__SUPPLIED ENTRIES__:

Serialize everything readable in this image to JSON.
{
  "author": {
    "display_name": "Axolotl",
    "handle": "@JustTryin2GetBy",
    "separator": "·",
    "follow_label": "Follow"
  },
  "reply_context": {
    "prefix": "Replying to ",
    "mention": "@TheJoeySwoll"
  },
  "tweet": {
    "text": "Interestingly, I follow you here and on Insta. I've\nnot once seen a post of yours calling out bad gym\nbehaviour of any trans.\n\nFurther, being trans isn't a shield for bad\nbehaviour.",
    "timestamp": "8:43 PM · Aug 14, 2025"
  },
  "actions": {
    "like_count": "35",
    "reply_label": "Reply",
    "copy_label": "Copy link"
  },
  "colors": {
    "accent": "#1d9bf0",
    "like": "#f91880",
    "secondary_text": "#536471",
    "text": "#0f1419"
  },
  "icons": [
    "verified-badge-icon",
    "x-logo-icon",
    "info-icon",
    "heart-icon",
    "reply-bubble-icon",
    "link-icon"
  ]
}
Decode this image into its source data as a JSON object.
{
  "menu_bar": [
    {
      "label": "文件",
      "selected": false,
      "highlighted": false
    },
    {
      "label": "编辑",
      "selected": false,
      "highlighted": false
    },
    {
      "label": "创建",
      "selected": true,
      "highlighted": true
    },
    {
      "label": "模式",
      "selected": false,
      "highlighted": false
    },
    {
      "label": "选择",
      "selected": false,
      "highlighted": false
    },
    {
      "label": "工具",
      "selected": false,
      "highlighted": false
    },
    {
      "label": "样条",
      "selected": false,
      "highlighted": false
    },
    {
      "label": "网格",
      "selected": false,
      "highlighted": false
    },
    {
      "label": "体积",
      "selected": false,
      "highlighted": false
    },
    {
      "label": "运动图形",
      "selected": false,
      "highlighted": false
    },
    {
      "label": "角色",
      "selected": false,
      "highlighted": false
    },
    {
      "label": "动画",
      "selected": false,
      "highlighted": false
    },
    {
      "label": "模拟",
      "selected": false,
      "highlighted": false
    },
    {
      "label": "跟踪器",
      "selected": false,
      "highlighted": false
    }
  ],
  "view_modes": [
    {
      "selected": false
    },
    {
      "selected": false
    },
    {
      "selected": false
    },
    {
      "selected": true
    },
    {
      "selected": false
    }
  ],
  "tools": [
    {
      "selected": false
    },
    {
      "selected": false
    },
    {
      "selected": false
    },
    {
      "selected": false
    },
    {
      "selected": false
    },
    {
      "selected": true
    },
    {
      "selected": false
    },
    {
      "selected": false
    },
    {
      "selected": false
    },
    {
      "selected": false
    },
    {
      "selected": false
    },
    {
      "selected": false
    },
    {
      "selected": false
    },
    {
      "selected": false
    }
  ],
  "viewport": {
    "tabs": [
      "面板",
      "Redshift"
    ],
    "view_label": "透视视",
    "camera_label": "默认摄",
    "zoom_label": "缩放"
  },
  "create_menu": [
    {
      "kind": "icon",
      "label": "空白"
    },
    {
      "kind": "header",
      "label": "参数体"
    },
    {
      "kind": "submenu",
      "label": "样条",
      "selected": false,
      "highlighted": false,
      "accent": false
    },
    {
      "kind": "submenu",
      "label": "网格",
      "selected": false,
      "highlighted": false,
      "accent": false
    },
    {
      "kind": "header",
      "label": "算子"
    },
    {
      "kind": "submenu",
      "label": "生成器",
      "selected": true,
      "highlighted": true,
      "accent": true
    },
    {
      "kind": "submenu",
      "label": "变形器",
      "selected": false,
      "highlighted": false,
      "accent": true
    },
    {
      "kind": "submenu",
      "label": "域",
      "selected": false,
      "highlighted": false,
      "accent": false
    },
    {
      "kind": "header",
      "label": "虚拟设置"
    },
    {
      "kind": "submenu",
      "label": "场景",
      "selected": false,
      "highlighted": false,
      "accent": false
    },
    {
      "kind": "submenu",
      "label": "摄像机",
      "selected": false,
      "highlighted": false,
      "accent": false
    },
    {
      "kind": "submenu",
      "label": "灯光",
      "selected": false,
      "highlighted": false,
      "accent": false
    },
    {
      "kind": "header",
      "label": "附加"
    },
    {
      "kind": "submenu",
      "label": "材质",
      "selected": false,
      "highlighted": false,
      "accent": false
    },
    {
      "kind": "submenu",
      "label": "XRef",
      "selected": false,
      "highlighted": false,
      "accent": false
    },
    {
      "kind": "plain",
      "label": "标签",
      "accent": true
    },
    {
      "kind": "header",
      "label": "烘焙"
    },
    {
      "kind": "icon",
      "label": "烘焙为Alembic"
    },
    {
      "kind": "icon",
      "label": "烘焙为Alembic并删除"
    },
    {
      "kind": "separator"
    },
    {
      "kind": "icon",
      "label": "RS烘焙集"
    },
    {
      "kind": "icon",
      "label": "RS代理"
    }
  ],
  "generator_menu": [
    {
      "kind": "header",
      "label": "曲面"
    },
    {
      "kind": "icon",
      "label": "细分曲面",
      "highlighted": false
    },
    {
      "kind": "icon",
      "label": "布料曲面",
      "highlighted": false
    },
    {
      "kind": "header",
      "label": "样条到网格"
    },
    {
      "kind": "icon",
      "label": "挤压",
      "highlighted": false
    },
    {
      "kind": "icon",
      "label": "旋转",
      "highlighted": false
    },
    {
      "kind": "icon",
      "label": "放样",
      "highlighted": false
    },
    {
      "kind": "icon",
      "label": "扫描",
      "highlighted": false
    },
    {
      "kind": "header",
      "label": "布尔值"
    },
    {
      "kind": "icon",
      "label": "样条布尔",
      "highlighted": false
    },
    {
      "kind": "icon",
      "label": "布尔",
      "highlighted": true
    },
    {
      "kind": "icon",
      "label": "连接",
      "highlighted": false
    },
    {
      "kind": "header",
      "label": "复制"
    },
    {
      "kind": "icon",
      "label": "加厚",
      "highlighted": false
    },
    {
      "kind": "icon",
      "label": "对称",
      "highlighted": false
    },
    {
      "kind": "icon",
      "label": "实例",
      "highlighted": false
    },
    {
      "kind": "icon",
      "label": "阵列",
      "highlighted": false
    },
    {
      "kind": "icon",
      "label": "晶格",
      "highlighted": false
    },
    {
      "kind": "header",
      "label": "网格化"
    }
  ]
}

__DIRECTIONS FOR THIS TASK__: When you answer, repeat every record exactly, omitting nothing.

__SOLUTION TO THIS PROBLEM__:
Serialize everything readable in this image to JSON.
{
  "author": {
    "display_name": "Axolotl",
    "handle": "@JustTryin2GetBy",
    "separator": "·",
    "follow_label": "Follow"
  },
  "reply_context": {
    "prefix": "Replying to ",
    "mention": "@TheJoeySwoll"
  },
  "tweet": {
    "text": "Interestingly, I follow you here and on Insta. I've\nnot once seen a post of yours calling out bad gym\nbehaviour of any trans.\n\nFurther, being trans isn't a shield for bad\nbehaviour.",
    "timestamp": "8:43 PM · Aug 14, 2025"
  },
  "actions": {
    "like_count": "35",
    "reply_label": "Reply",
    "copy_label": "Copy link"
  },
  "colors": {
    "accent": "#1d9bf0",
    "like": "#f91880",
    "secondary_text": "#536471",
    "text": "#0f1419"
  },
  "icons": [
    "verified-badge-icon",
    "x-logo-icon",
    "info-icon",
    "heart-icon",
    "reply-bubble-icon",
    "link-icon"
  ]
}
Decode this image into its source data as a JSON object.
{
  "menu_bar": [
    {
      "label": "文件",
      "selected": false,
      "highlighted": false
    },
    {
      "label": "编辑",
      "selected": false,
      "highlighted": false
    },
    {
      "label": "创建",
      "selected": true,
      "highlighted": true
    },
    {
      "label": "模式",
      "selected": false,
      "highlighted": false
    },
    {
      "label": "选择",
      "selected": false,
      "highlighted": false
    },
    {
      "label": "工具",
      "selected": false,
      "highlighted": false
    },
    {
      "label": "样条",
      "selected": false,
      "highlighted": false
    },
    {
      "label": "网格",
      "selected": false,
      "highlighted": false
    },
    {
      "label": "体积",
      "selected": false,
      "highlighted": false
    },
    {
      "label": "运动图形",
      "selected": false,
      "highlighted": false
    },
    {
      "label": "角色",
      "selected": false,
      "highlighted": false
    },
    {
      "label": "动画",
      "selected": false,
      "highlighted": false
    },
    {
      "label": "模拟",
      "selected": false,
      "highlighted": false
    },
    {
      "label": "跟踪器",
      "selected": false,
      "highlighted": false
    }
  ],
  "view_modes": [
    {
      "selected": false
    },
    {
      "selected": false
    },
    {
      "selected": false
    },
    {
      "selected": true
    },
    {
      "selected": false
    }
  ],
  "tools": [
    {
      "selected": false
    },
    {
      "selected": false
    },
    {
      "selected": false
    },
    {
      "selected": false
    },
    {
      "selected": false
    },
    {
      "selected": true
    },
    {
      "selected": false
    },
    {
      "selected": false
    },
    {
      "selected": false
    },
    {
      "selected": false
    },
    {
      "selected": false
    },
    {
      "selected": false
    },
    {
      "selected": false
    },
    {
      "selected": false
    }
  ],
  "viewport": {
    "tabs": [
      "面板",
      "Redshift"
    ],
    "view_label": "透视视",
    "camera_label": "默认摄",
    "zoom_label": "缩放"
  },
  "create_menu": [
    {
      "kind": "icon",
      "label": "空白"
    },
    {
      "kind": "header",
      "label": "参数体"
    },
    {
      "kind": "submenu",
      "label": "样条",
      "selected": false,
      "highlighted": false,
      "accent": false
    },
    {
      "kind": "submenu",
      "label": "网格",
      "selected": false,
      "highlighted": false,
      "accent": false
    },
    {
      "kind": "header",
      "label": "算子"
    },
    {
      "kind": "submenu",
      "label": "生成器",
      "selected": true,
      "highlighted": true,
      "accent": true
    },
    {
      "kind": "submenu",
      "label": "变形器",
      "selected": false,
      "highlighted": false,
      "accent": true
    },
    {
      "kind": "submenu",
      "label": "域",
      "selected": false,
      "highlighted": false,
      "accent": false
    },
    {
      "kind": "header",
      "label": "虚拟设置"
    },
    {
      "kind": "submenu",
      "label": "场景",
      "selected": false,
      "highlighted": false,
      "accent": false
    },
    {
      "kind": "submenu",
      "label": "摄像机",
      "selected": false,
      "highlighted": false,
      "accent": false
    },
    {
      "kind": "submenu",
      "label": "灯光",
      "selected": false,
      "highlighted": false,
      "accent": false
    },
    {
      "kind": "header",
      "label": "附加"
    },
    {
      "kind": "submenu",
      "label": "材质",
      "selected": false,
      "highlighted": false,
      "accent": false
    },
    {
      "kind": "submenu",
      "label": "XRef",
      "selected": false,
      "highlighted": false,
      "accent": false
    },
    {
      "kind": "plain",
      "label": "标签",
      "accent": true
    },
    {
      "kind": "header",
      "label": "烘焙"
    },
    {
      "kind": "icon",
      "label": "烘焙为Alembic"
    },
    {
      "kind": "icon",
      "label": "烘焙为Alembic并删除"
    },
    {
      "kind": "separator"
    },
    {
      "kind": "icon",
      "label": "RS烘焙集"
    },
    {
      "kind": "icon",
      "label": "RS代理"
    }
  ],
  "generator_menu": [
    {
      "kind": "header",
      "label": "曲面"
    },
    {
      "kind": "icon",
      "label": "细分曲面",
      "highlighted": false
    },
    {
      "kind": "icon",
      "label": "布料曲面",
      "highlighted": false
    },
    {
      "kind": "header",
      "label": "样条到网格"
    },
    {
      "kind": "icon",
      "label": "挤压",
      "highlighted": false
    },
    {
      "kind": "icon",
      "label": "旋转",
      "highlighted": false
    },
    {
      "kind": "icon",
      "label": "放样",
      "highlighted": false
    },
    {
      "kind": "icon",
      "label": "扫描",
      "highlighted": false
    },
    {
      "kind": "header",
      "label": "布尔值"
    },
    {
      "kind": "icon",
      "label": "样条布尔",
      "highlighted": false
    },
    {
      "kind": "icon",
      "label": "布尔",
      "highlighted": true
    },
    {
      "kind": "icon",
      "label": "连接",
      "highlighted": false
    },
    {
      "kind": "header",
      "label": "复制"
    },
    {
      "kind": "icon",
      "label": "加厚",
      "highlighted": false
    },
    {
      "kind": "icon",
      "label": "对称",
      "highlighted": false
    },
    {
      "kind": "icon",
      "label": "实例",
      "highlighted": false
    },
    {
      "kind": "icon",
      "label": "阵列",
      "highlighted": false
    },
    {
      "kind": "icon",
      "label": "晶格",
      "highlighted": false
    },
    {
      "kind": "header",
      "label": "网格化"
    }
  ]
}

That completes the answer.